GELMAN: Rather than looking at the addiction to social media as just an addiction, it’s also about wanting to hear people’s voices, an unfiltered vision from people. So the whole thing that we’ve been hearing is, “Just stay at home and watch the thing on the TV and don’t go out and look at your phone and be soothed with more binge-watching.” This is not what people want. I was told the other day that things are really booming for live comedy, for touring comedians. This means that people want to leave the house. People will go see Barbie and Oppenheimer this week because it was marketed as something that you needed to go see in a theater. And it feels exciting.

HARRIS: Great independent films. [Laughs]

GELMAN: Yeah, I get mistaken with those and with Cassavetes movies. [Laughs]. But to what you’re both saying, it’s a great opportunity right now for us to strengthen our sense of community and start to strategize, for independent artists to be forming and organizing in the same way that podcasters are doing on Patreon. Why can we not do that with independent film, you know? Like Numa, who I love and respect so much. It was an honor to work with you and it would’ve been good if more people backed you up with that, if that got more support. Because we’re all guilty of running to the money. And Alex, you’ve been a constant source of inspiration, man. I’m such a huge fan of everybody on this Zoom.

MONSOON: Me, too.

GELMAN: Jinx, I have to tell you, I’m freaking out that you’re on this Zoom right now.

MONSOON: I just want to take a moment to thank you all for letting me be a part of this conversation. I very much feel on the fringes of this strike because my acting work on film and TV and in voiceover is very minimal compared to any of you. And I’m not part of the Writer’s Guild. But my main objective here is to make sure that even if I’m only working sparsely, I’m not getting exploited up the ass. I don’t accept exploitation in live entertainment and I won’t accept it in film and TV. And I’ve put up with it because it’s the only option as a budding artist. But if I can help it, I’m not going to.

HARRIS: You presaged my final question, which is, what can artists do in this moment? Whether it’s doing a play or getting on TikTok Live and saying, “Ice cream, good good” for the next seven months to prove that we have audiences outside of the studios, then that’s what we need to be doing. And also, what is everyone doing right now for self-care?


Photo courtesy of Numa Perrier

MONSOON: Video games and weed.

PERRIER: Gummies and long showers.

WINTER: Meditation and screaming into my pillow.

GLAZER: My dog has been over-hugged.
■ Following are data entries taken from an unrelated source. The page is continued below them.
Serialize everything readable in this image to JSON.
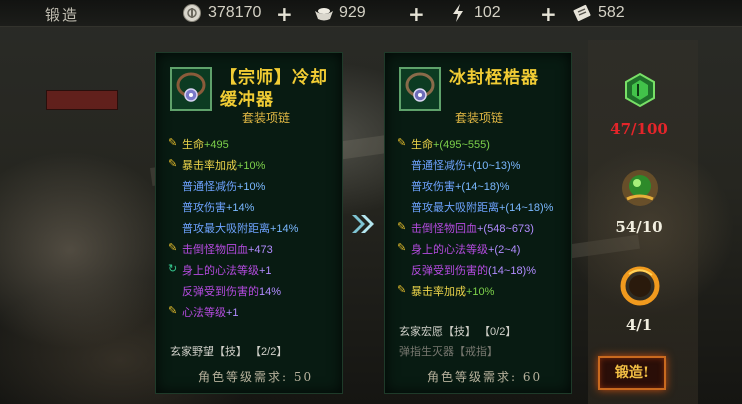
{
  "header": {
    "title": "锻造",
    "resources": [
      {
        "icon": "coin-icon",
        "value": "378170"
      },
      {
        "icon": "ingot-icon",
        "value": "929"
      },
      {
        "icon": "lightning-icon",
        "value": "102"
      },
      {
        "icon": "ticket-icon",
        "value": "582"
      }
    ],
    "plus": "+"
  },
  "current_item": {
    "title": "【宗师】冷却缓冲器",
    "subtitle": "套装项链",
    "stats": [
      {
        "k": "生命",
        "v": "+495"
      },
      {
        "k": "暴击率加成",
        "v": "+10%"
      },
      {
        "k": "普通怪减伤",
        "v": "+10%"
      },
      {
        "k": "普攻伤害",
        "v": "+14%"
      },
      {
        "k": "普攻最大吸附距离",
        "v": "+14%"
      },
      {
        "k": "击倒怪物回血",
        "v": "+473"
      },
      {
        "k": "身上的心法等级",
        "v": "+1"
      },
      {
        "k": "反弹受到伤害的",
        "v": "14%"
      },
      {
        "k": "心法等级",
        "v": "+1"
      }
    ],
    "skill": "玄家野望【技】 【2/2】",
    "requirement": "角色等级需求: 50"
  },
  "next_item": {
    "title": "冰封桎梏器",
    "subtitle": "套装项链",
    "stats": [
      {
        "k": "生命",
        "v": "+(495~555)"
      },
      {
        "k": "普通怪减伤",
        "v": "+(10~13)%"
      },
      {
        "k": "普攻伤害",
        "v": "+(14~18)%"
      },
      {
        "k": "普攻最大吸附距离",
        "v": "+(14~18)%"
      },
      {
        "k": "击倒怪物回血",
        "v": "+(548~673)"
      },
      {
        "k": "身上的心法等级",
        "v": "+(2~4)"
      },
      {
        "k": "反弹受到伤害的",
        "v": "(14~18)%"
      },
      {
        "k": "暴击率加成",
        "v": "+10%"
      }
    ],
    "skill": "玄家宏愿【技】 【0/2】",
    "skill2": "弹指生灭器【戒指】",
    "requirement": "角色等级需求: 60"
  },
  "materials": [
    {
      "icon": "green-gem-icon",
      "count": "47/100",
      "color": "#e4252a"
    },
    {
      "icon": "green-orb-icon",
      "count": "54/10",
      "color": "#f2efe0"
    },
    {
      "icon": "fire-ring-icon",
      "count": "4/1",
      "color": "#f2efe0"
    }
  ],
  "forge_button": "锻造!"
}
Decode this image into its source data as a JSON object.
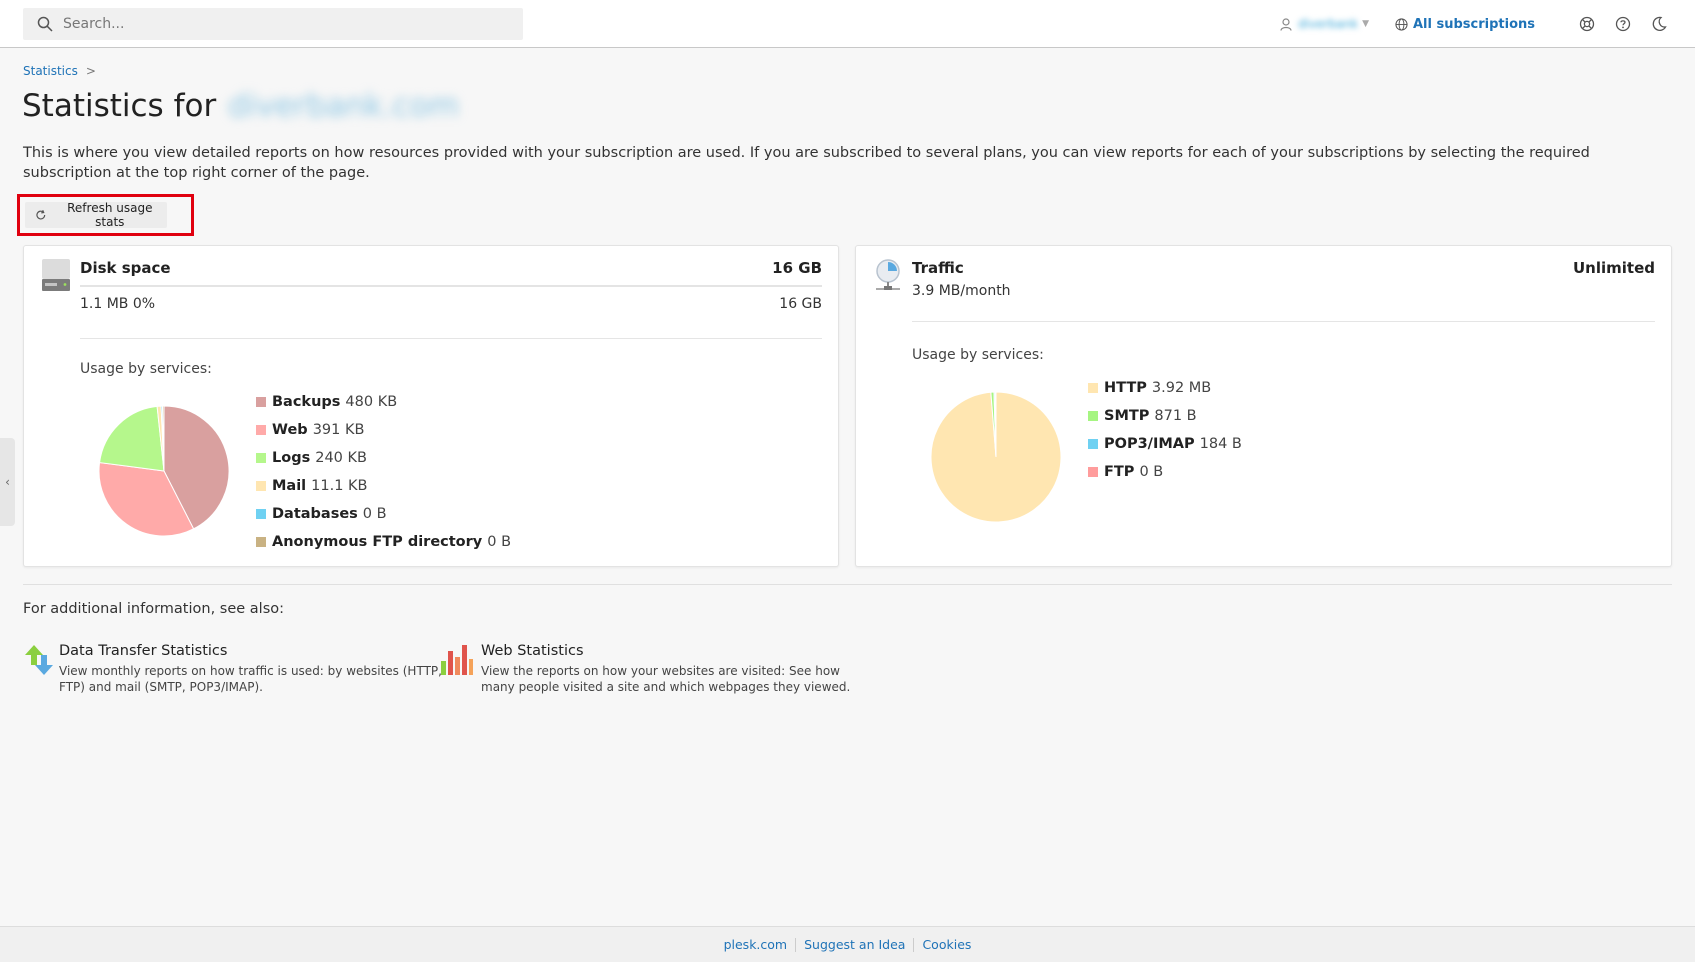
{
  "search": {
    "placeholder": "Search..."
  },
  "header": {
    "user_name": "diverbank",
    "subscriptions_label": "All subscriptions"
  },
  "breadcrumb": {
    "item": "Statistics",
    "separator": ">"
  },
  "page": {
    "title_prefix": "Statistics for",
    "title_domain": "diverbank.com",
    "intro": "This is where you view detailed reports on how resources provided with your subscription are used. If you are subscribed to several plans, you can view reports for each of your subscriptions by selecting the required subscription at the top right corner of the page.",
    "refresh_label": "Refresh usage stats"
  },
  "disk": {
    "title": "Disk space",
    "total": "16 GB",
    "used_text": "1.1 MB 0%",
    "limit_text": "16 GB",
    "usage_fraction": 0,
    "usage_label": "Usage by services:",
    "legend": [
      {
        "name": "Backups",
        "value": "480 KB",
        "color": "#d9a09f"
      },
      {
        "name": "Web",
        "value": "391 KB",
        "color": "#ffaaa9"
      },
      {
        "name": "Logs",
        "value": "240 KB",
        "color": "#b5f78c"
      },
      {
        "name": "Mail",
        "value": "11.1 KB",
        "color": "#ffe6b1"
      },
      {
        "name": "Databases",
        "value": "0 B",
        "color": "#6fd1f2"
      },
      {
        "name": "Anonymous FTP directory",
        "value": "0 B",
        "color": "#c9b283"
      }
    ]
  },
  "traffic": {
    "title": "Traffic",
    "total": "Unlimited",
    "used_text": "3.9 MB/month",
    "usage_label": "Usage by services:",
    "legend": [
      {
        "name": "HTTP",
        "value": "3.92 MB",
        "color": "#ffe6b1"
      },
      {
        "name": "SMTP",
        "value": "871 B",
        "color": "#a6f582"
      },
      {
        "name": "POP3/IMAP",
        "value": "184 B",
        "color": "#6fd1f2"
      },
      {
        "name": "FTP",
        "value": "0 B",
        "color": "#ff9c9c"
      }
    ]
  },
  "chart_data": [
    {
      "type": "pie",
      "categories": [
        "Backups",
        "Web",
        "Logs",
        "Mail",
        "Databases",
        "Anonymous FTP directory"
      ],
      "values": [
        480,
        391,
        240,
        11.1,
        4,
        4
      ],
      "colors": [
        "#d9a09f",
        "#ffaaa9",
        "#b5f78c",
        "#ffe6b1",
        "#6fd1f2",
        "#c9b283"
      ]
    },
    {
      "type": "pie",
      "categories": [
        "HTTP",
        "SMTP",
        "POP3/IMAP",
        "FTP"
      ],
      "values": [
        3920,
        30,
        12,
        8
      ],
      "colors": [
        "#ffe6b1",
        "#a6f582",
        "#6fd1f2",
        "#ff9c9c"
      ]
    }
  ],
  "see_also": {
    "label": "For additional information, see also:",
    "items": [
      {
        "title": "Data Transfer Statistics",
        "description_1": "View monthly reports on how traffic is used: by websites (HTTP,",
        "description_2": "FTP) and mail (SMTP, POP3/IMAP)."
      },
      {
        "title": "Web Statistics",
        "description_1": "View the reports on how your websites are visited: See how",
        "description_2": "many people visited a site and which webpages they viewed."
      }
    ]
  },
  "footer": {
    "links": [
      "plesk.com",
      "Suggest an Idea",
      "Cookies"
    ]
  }
}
He’s exhausted by me.

GELMAN: I’m just taking comfort in the fact that I’ve always been addicted to anxiety. This is no different.
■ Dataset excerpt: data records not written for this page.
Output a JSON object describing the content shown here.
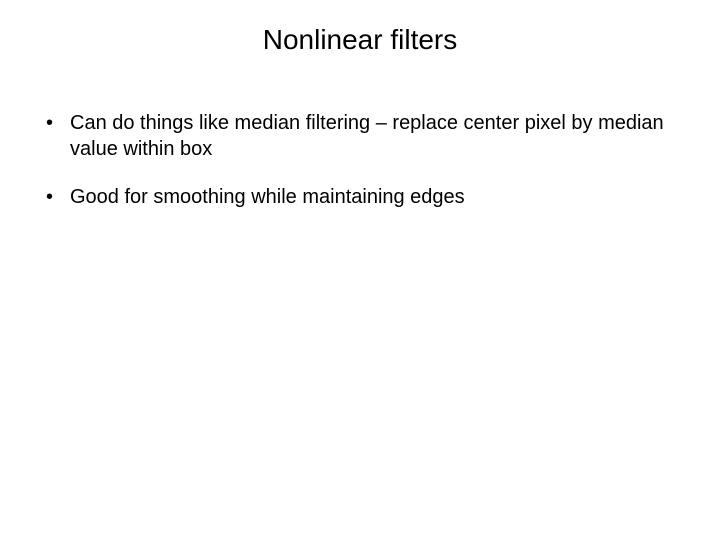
{
  "slide": {
    "title": "Nonlinear filters",
    "bullets": [
      "Can do things like median filtering – replace center pixel by median value within box",
      "Good for smoothing while maintaining edges"
    ]
  }
}
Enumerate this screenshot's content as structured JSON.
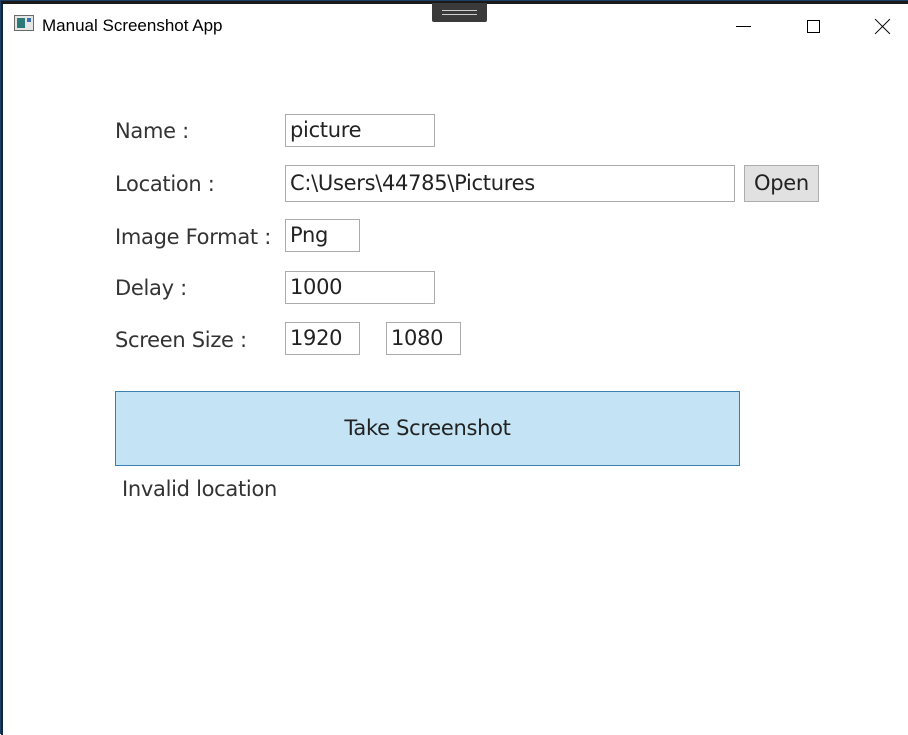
{
  "window": {
    "title": "Manual Screenshot App",
    "icon": "app-window-icon",
    "controls": {
      "minimize_icon": "minimize-icon",
      "maximize_icon": "maximize-icon",
      "close_icon": "close-icon"
    }
  },
  "form": {
    "name": {
      "label": "Name :",
      "value": "picture"
    },
    "location": {
      "label": "Location :",
      "value": "C:\\Users\\44785\\Pictures",
      "open_label": "Open"
    },
    "image_format": {
      "label": "Image Format :",
      "value": "Png"
    },
    "delay": {
      "label": "Delay :",
      "value": "1000"
    },
    "screen_size": {
      "label": "Screen Size :",
      "width": "1920",
      "height": "1080"
    }
  },
  "actions": {
    "take_screenshot_label": "Take Screenshot"
  },
  "status": {
    "message": "Invalid location"
  },
  "colors": {
    "primary_button_bg": "#c4e4f5",
    "primary_button_border": "#3c7fb1",
    "secondary_button_bg": "#e1e1e1",
    "field_border": "#ababab"
  }
}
HARRIS: This is the first weekend I’m off and I am going to go dancing at a bunch of gay clubs.